**THE PROBLEM:** When the string "buttons" is part of a line below, that line should be copied.
________________________
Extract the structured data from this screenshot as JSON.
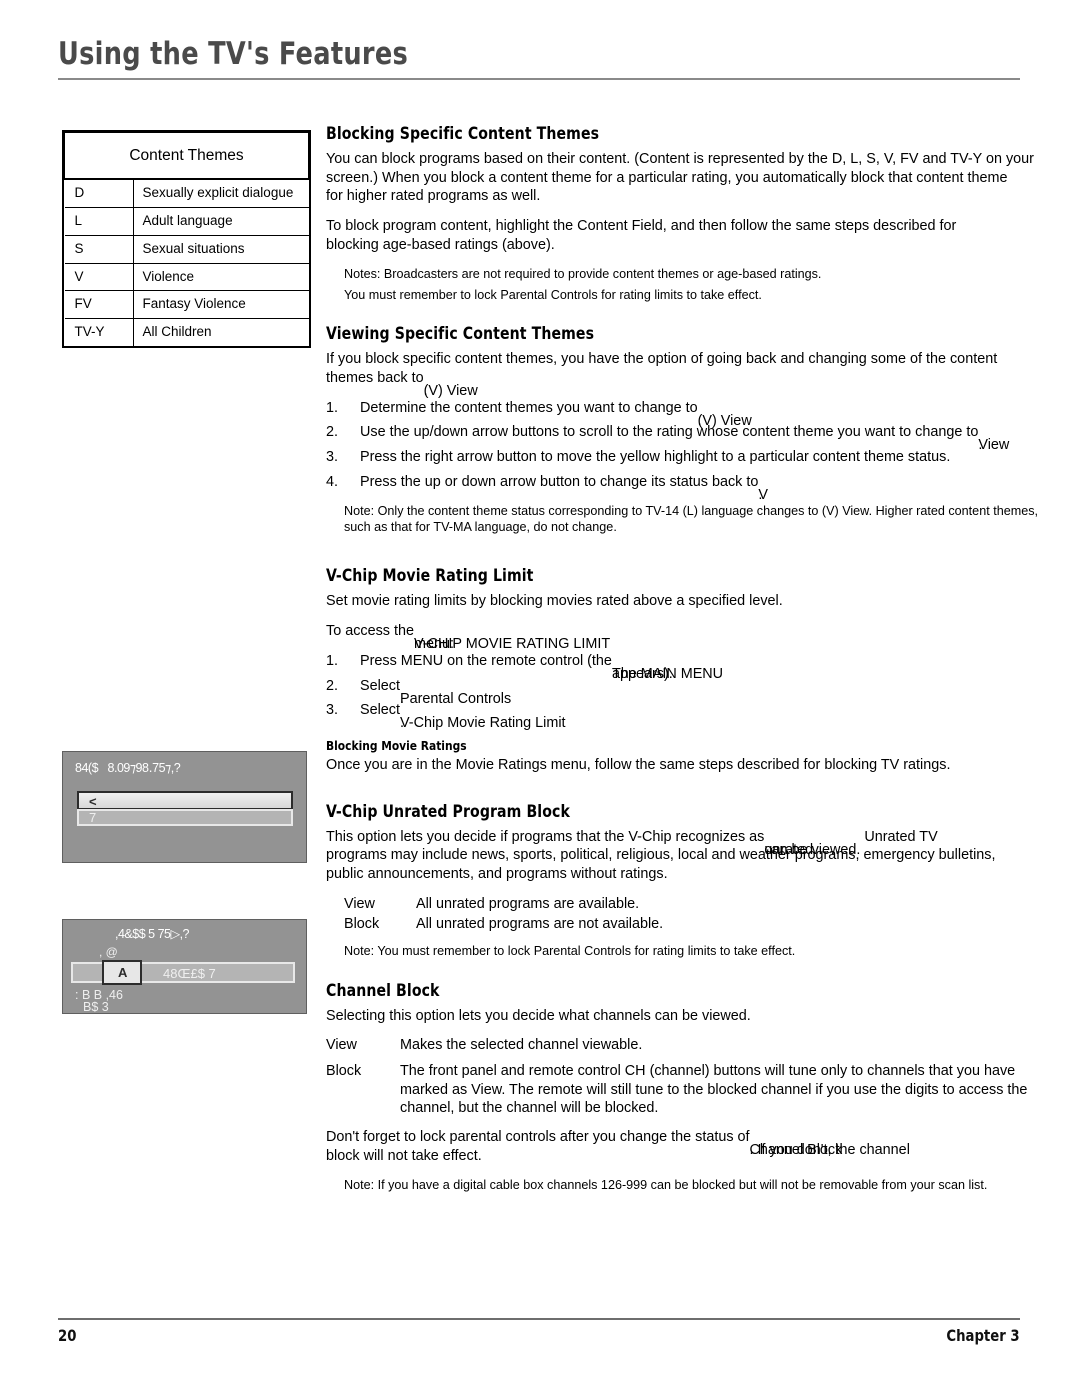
{
  "header": {
    "title": "Using the TV's Features"
  },
  "themes_table": {
    "caption": "Content Themes",
    "rows": [
      {
        "code": "D",
        "desc": "Sexually explicit dialogue"
      },
      {
        "code": "L",
        "desc": "Adult language"
      },
      {
        "code": "S",
        "desc": "Sexual situations"
      },
      {
        "code": "V",
        "desc": "Violence"
      },
      {
        "code": "FV",
        "desc": "Fantasy Violence"
      },
      {
        "code": "TV-Y",
        "desc": "All Children"
      }
    ]
  },
  "sections": {
    "blocking_content": {
      "heading": "Blocking Specific Content Themes",
      "p1_line1": "You can block programs based on their content. (Content is represented by the D, L, S, V, FV and TV-Y on your",
      "p1_line2": "screen.) When you block a content theme for a particular rating, you automatically block that content theme",
      "p1_line3": "for higher rated programs as well.",
      "p2_line1": "To block program content,  highlight the Content Field, and then follow the same steps described for",
      "p2_line2": "blocking age-based ratings (above).",
      "note1": "Notes:  Broadcasters are not required to provide content themes or age-based ratings.",
      "note2": "You must remember to lock Parental Controls for rating limits to take effect."
    },
    "viewing_content": {
      "heading": "Viewing Specific Content Themes",
      "p1_line1": "If you block specific content themes, you have the option of going back and changing some of the content",
      "p1_line2_a": "themes back to",
      "p1_line2_overlap_a": "(V) View",
      "p1_line2_overlap_b": ".",
      "steps": [
        {
          "num": "1.",
          "text": "Determine the content themes you want to change to",
          "overlap_a": "(V) View",
          "overlap_b": "."
        },
        {
          "num": "2.",
          "text": "Use the up/down arrow buttons to scroll to the rating whose content theme you want to change to",
          "overlap_a": "View",
          "overlap_b": "."
        },
        {
          "num": "3.",
          "text": "Press the right arrow button to move the yellow highlight to a particular content theme status.",
          "overlap_a": "",
          "overlap_b": ""
        },
        {
          "num": "4.",
          "text": "Press the up or down arrow button to change its status back to",
          "overlap_a": "V",
          "overlap_b": "."
        }
      ],
      "note_line1": "Note:  Only the content theme status corresponding to TV-14 (L) language changes to (V) View. Higher rated content themes,",
      "note_line2": "such as that for TV-MA language, do not change."
    },
    "movie_rating_limit": {
      "heading": "V-Chip Movie Rating Limit",
      "p1": "Set movie rating limits by blocking movies rated above a specified level.",
      "p2_a": "To access the",
      "p2_overlap_a": "V-CHIP MOVIE RATING LIMIT",
      "p2_overlap_b": " menu:",
      "steps": [
        {
          "num": "1.",
          "text": "Press MENU on the remote control (the",
          "overlap_a": "The MAIN MENU",
          "overlap_b": " appears)."
        },
        {
          "num": "2.",
          "text": "Select",
          "overlap_a": "Parental Controls",
          "overlap_b": "."
        },
        {
          "num": "3.",
          "text": "Select",
          "overlap_a": "V-Chip Movie Rating Limit",
          "overlap_b": "."
        }
      ],
      "subheading": "Blocking Movie Ratings",
      "p3": "Once you are in the Movie Ratings menu, follow the same steps described for blocking TV ratings."
    },
    "unrated_program_block": {
      "heading": "V-Chip Unrated Program Block",
      "p1_line1_a": "This option lets you decide if programs that the V-Chip recognizes as",
      "p1_line1_overlap_a": "unrated",
      "p1_line1_b": " can be viewed.",
      "p1_line1_overlap_b": "Unrated TV",
      "p1_line2": "programs may include news, sports, political, religious, local and weather programs, emergency bulletins,",
      "p1_line3": "public announcements, and programs without ratings.",
      "defs": [
        {
          "term": "View",
          "text": "All unrated programs are available."
        },
        {
          "term": "Block",
          "text": "All unrated programs are not available."
        }
      ],
      "note": "Note: You must remember to lock Parental Controls for rating limits to take effect."
    },
    "channel_block": {
      "heading": "Channel Block",
      "p1": "Selecting this option lets you decide what channels can be viewed.",
      "defs": [
        {
          "term": "View",
          "lines": [
            "Makes the selected channel viewable."
          ]
        },
        {
          "term": "Block",
          "lines": [
            "The front panel and remote control CH (channel) buttons will tune only to channels that you have",
            "marked as View. The remote will still tune to the blocked channel if you use the digits to access the",
            "channel, but the channel will be blocked."
          ]
        }
      ],
      "p2_line1_a": "Don't forget to lock parental controls after you change the status of",
      "p2_line1_overlap": "Channel Block",
      "p2_line1_b": ". If you don't, the channel",
      "p2_line2": "block will not take effect.",
      "note": "Note: If you have a digital cable box channels 126-999 can be blocked but will not be removable from your scan list."
    }
  },
  "screenshots": {
    "unrated": {
      "title": "84($8.09⁊98․75⁊,?",
      "row1": "<",
      "row2": "7"
    },
    "channel": {
      "title": ",4&$$ 5 75▷,?",
      "label_small": ", @",
      "cell_value": "A",
      "bar_text": "48Œ£$      7",
      "footer_line1": ": B  B ,46",
      "footer_line2": "B$ 3"
    }
  },
  "footer": {
    "page_number": "20",
    "chapter": "Chapter  3"
  }
}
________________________
**YOUR RESPONSE:**
          "text": "Use the up/down arrow buttons to scroll to the rating whose content theme you want to change to",
            "The front panel and remote control CH (channel) buttons will tune only to channels that you have",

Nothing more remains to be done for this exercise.